Pornography used to be regarded as ephemeral, trivial and unimportant. Insofar as it had a history, it was as one aspect of the long battle for, and ultimate triumph of, free speech. Histories of literary censorship and legal obscenity by writers like H.
Writing in the weekly journal the New Statesman on 17 March 2003, the columnist Cristina Odone praised British troops in the Gulf for enduring the privations of active service without complaint. Quoting Henry Newbolt’s invocation of British chivalry in Vitai Lampada, in which British soldiers remember their schoolboy selves and resolve to 'Play up! Play up!
Never mind the cover (lovely though it is). Readers who are fast to judge and slow to think will be tempted to judge this book by its title alone. What, they will want to ask, could Patrice Higonnet possibly mean by calling Paris ‘capital of the world?’ Does the world have a capital? Since when has it been located in Paris?

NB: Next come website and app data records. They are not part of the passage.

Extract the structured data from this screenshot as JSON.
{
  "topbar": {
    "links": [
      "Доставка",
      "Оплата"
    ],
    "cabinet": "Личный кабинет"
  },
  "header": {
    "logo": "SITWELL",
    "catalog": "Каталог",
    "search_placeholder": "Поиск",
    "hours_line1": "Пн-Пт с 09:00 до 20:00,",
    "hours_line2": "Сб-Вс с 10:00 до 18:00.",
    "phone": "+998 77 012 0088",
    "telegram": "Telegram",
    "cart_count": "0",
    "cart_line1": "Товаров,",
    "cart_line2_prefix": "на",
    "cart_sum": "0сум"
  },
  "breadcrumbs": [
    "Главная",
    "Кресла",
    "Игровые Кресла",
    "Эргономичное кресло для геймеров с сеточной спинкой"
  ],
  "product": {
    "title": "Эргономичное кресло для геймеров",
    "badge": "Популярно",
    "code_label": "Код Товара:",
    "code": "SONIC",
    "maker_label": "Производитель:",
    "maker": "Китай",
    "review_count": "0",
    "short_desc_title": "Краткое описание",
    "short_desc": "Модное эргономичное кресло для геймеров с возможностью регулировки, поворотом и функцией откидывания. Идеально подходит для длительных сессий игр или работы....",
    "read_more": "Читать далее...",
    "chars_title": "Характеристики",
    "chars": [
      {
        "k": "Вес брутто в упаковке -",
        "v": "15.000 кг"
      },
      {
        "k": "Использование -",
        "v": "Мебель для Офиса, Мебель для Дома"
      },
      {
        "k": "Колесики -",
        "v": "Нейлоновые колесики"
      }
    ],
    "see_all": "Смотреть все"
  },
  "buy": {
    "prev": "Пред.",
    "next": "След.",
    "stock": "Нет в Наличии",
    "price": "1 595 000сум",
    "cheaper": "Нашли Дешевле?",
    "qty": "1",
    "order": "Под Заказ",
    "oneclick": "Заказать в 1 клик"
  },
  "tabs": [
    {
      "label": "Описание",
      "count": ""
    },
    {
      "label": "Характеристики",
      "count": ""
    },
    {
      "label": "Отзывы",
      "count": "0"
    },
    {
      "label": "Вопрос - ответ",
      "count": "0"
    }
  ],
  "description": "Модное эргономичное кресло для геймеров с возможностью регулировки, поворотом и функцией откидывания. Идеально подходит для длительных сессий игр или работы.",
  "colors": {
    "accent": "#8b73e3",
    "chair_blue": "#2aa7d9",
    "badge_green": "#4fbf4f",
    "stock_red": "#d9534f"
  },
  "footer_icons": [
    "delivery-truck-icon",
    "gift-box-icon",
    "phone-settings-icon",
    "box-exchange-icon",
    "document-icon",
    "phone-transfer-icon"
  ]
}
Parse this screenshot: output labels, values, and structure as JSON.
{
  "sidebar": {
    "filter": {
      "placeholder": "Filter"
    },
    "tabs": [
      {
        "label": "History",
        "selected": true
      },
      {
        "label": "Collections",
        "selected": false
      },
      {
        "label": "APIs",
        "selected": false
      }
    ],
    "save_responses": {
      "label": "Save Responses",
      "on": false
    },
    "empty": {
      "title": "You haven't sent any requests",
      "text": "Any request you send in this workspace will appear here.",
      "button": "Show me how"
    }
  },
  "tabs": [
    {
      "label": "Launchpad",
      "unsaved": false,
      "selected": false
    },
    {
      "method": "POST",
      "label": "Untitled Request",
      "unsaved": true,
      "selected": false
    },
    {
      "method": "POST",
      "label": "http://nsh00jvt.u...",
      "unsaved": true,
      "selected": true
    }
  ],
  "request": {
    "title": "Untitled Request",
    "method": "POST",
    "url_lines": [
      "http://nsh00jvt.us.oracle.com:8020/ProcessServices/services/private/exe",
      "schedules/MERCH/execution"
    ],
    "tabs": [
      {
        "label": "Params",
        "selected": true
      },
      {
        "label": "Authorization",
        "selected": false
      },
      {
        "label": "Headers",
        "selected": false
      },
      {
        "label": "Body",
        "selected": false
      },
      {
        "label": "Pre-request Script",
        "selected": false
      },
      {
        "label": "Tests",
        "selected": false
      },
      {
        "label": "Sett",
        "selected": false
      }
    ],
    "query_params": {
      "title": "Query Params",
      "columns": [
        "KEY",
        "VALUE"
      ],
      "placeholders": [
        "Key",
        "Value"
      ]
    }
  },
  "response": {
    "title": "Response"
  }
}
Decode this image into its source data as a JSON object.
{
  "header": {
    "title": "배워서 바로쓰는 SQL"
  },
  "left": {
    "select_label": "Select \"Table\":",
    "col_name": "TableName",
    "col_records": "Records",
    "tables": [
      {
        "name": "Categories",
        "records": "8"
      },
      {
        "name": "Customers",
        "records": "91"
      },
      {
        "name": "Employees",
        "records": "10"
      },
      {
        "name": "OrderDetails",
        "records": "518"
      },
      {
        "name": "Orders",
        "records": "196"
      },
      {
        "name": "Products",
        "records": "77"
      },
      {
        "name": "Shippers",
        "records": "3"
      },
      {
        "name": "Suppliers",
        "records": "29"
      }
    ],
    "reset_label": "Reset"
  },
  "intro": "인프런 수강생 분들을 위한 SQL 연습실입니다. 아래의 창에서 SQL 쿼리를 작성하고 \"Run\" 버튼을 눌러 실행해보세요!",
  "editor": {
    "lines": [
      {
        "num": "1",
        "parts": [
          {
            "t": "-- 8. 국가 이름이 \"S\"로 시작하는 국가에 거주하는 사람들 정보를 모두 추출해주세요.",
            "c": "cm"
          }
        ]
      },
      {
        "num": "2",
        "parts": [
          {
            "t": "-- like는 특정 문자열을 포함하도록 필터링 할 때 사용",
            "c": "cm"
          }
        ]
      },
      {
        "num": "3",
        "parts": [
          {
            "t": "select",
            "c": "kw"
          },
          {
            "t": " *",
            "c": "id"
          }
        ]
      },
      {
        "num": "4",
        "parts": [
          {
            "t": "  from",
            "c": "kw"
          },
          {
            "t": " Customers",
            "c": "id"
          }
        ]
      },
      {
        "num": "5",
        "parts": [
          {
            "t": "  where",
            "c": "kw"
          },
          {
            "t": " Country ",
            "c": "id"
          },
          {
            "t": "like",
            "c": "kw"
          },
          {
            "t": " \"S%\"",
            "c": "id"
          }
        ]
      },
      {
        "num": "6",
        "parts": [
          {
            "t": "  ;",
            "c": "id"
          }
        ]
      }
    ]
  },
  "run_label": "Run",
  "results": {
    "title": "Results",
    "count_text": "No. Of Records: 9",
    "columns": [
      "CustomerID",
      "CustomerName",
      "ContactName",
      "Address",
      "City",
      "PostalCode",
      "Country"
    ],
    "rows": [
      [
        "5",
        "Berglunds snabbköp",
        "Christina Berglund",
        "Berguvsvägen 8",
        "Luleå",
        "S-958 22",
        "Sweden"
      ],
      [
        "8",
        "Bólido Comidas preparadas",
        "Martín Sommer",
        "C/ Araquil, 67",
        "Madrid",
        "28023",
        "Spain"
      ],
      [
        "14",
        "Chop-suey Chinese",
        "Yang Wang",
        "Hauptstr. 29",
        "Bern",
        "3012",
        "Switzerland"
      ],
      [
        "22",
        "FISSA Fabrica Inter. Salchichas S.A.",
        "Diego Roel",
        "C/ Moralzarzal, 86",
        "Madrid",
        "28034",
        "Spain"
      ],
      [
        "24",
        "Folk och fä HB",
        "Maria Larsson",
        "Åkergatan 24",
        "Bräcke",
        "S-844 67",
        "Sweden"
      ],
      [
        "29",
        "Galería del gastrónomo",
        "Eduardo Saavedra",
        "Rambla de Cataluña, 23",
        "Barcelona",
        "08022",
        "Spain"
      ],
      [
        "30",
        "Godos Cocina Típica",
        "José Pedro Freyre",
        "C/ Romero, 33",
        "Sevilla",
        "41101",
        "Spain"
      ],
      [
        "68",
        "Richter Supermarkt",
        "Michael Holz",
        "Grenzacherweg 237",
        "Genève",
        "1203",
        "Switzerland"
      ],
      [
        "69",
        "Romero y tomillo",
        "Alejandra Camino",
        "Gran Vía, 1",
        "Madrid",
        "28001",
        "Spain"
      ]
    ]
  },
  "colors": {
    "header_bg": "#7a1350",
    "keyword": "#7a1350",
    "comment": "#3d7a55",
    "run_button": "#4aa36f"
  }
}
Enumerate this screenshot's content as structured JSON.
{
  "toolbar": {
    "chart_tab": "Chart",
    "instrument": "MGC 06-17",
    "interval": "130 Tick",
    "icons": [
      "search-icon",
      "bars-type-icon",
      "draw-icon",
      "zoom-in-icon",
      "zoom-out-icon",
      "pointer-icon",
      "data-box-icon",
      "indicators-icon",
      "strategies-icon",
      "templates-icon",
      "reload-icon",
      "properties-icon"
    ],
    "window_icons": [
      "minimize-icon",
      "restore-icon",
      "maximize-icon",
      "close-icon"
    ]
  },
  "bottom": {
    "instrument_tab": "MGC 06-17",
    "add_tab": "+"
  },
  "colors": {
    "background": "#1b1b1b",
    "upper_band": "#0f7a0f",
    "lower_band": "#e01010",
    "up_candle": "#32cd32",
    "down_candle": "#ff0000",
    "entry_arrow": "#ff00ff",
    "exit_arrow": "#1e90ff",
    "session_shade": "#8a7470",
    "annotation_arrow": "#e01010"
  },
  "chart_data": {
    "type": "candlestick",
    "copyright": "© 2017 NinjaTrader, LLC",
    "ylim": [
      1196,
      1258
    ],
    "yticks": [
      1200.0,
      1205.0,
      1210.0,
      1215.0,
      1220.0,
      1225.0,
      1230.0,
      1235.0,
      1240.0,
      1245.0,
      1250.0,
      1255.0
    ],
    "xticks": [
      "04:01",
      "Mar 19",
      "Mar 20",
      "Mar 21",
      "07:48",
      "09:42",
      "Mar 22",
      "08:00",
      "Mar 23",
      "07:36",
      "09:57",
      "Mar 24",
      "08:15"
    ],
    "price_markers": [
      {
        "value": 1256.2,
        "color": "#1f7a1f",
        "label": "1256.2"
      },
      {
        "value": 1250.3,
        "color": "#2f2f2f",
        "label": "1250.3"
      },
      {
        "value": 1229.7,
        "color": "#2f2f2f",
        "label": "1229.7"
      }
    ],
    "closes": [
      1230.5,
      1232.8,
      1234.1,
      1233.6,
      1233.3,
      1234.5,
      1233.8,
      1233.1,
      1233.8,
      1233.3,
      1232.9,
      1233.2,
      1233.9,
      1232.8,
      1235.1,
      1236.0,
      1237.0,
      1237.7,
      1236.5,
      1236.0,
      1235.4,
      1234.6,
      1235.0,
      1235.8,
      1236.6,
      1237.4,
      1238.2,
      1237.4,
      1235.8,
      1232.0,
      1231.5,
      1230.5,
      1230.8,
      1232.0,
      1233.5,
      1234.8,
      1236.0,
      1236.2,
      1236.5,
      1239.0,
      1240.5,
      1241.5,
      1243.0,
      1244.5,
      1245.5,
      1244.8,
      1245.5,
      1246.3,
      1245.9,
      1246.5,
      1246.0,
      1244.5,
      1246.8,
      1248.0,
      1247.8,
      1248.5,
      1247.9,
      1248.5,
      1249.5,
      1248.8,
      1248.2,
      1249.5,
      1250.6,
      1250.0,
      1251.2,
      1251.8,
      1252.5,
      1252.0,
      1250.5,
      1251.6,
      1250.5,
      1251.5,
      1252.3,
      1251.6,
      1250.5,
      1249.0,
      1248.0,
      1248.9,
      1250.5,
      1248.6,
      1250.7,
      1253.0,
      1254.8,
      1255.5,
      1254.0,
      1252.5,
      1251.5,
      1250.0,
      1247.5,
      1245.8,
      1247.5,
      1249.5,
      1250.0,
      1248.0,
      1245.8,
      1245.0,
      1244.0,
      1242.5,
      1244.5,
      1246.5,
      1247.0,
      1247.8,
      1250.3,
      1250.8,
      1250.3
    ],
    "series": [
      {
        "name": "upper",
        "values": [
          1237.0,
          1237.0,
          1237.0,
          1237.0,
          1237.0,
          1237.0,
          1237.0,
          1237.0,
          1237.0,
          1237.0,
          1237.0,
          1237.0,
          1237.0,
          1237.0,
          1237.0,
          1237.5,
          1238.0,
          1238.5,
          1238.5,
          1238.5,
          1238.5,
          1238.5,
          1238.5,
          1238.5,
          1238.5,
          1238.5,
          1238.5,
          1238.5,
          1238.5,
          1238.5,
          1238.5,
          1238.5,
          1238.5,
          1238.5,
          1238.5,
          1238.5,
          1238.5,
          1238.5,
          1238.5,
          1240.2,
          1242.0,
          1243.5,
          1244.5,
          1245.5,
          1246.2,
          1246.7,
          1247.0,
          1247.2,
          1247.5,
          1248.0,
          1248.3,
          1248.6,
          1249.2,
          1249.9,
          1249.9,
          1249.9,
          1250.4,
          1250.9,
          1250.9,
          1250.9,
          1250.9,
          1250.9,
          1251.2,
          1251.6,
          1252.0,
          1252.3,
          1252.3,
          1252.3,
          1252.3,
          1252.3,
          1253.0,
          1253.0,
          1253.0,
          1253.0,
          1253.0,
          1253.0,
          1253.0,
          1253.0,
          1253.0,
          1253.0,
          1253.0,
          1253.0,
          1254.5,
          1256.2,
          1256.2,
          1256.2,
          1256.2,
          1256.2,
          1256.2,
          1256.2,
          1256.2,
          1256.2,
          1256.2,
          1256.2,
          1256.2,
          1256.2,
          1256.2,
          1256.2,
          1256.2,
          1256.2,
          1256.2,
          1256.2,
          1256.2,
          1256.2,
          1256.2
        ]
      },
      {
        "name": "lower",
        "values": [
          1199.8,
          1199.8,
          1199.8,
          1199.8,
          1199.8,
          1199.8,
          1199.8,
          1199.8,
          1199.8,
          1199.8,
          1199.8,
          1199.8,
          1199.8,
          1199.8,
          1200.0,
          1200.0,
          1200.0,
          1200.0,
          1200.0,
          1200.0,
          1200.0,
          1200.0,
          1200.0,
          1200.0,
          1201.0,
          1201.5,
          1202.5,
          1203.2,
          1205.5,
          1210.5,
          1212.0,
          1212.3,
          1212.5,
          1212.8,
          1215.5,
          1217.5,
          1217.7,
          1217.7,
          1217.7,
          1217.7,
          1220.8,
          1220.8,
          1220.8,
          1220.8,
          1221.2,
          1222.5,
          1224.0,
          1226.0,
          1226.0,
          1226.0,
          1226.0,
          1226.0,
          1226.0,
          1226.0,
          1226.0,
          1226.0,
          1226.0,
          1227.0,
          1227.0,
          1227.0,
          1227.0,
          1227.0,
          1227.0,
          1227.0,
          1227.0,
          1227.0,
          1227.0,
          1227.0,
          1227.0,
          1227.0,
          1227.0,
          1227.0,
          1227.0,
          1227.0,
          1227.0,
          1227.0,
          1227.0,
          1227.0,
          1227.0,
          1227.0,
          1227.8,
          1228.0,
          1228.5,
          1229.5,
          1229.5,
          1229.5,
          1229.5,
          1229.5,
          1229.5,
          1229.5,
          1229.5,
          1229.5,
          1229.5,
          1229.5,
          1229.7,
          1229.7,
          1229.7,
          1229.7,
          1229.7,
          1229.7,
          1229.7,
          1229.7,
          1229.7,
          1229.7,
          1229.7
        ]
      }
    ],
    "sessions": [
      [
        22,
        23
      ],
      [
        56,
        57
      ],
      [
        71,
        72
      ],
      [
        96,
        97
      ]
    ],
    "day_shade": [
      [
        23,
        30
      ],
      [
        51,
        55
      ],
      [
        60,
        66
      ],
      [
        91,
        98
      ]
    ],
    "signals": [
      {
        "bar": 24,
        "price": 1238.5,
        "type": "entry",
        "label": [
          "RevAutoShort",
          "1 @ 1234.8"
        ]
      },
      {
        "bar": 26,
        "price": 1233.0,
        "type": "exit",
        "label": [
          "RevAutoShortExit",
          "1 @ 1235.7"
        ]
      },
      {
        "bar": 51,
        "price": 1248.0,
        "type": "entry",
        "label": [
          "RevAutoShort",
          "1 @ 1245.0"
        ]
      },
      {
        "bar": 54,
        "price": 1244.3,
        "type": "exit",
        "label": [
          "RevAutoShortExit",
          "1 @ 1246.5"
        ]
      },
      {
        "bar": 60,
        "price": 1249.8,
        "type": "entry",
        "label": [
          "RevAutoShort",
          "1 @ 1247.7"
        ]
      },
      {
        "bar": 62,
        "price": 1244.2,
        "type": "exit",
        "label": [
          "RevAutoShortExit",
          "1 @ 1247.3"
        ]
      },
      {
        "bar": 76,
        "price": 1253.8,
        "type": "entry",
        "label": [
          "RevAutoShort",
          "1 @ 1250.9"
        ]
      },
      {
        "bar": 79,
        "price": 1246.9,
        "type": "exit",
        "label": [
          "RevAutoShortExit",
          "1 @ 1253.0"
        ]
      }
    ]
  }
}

In Stephen Reynolds's A Poor Man's House, first published in 1908, he gives a loving description of the 'baked dinner' that 'Mam Widger' would cook, when funds permitted, for the Sidmouth fishing family with whom he lived:
This is the recipe for baked dinner:
Cultures of Empire is an ideal volume for advanced undergraduate and postgraduate students, along with other scholars seeking to reflect on developments in an interdisciplinary field of inquiry that has rapidly evolved in little more than a decade.
Despite a certain academic heaviness, with no fewer than fifty-seven pages of notes, bibliography and index, and despite an occasionally disagreeable academic vocabulary, of which more anon, this book has a pleasantly simple knock-down argument, that Christianity in Britain enjoyed a long nineteenth century of prosperity, between 1800 and 1960, and only began to go into terminal decline in the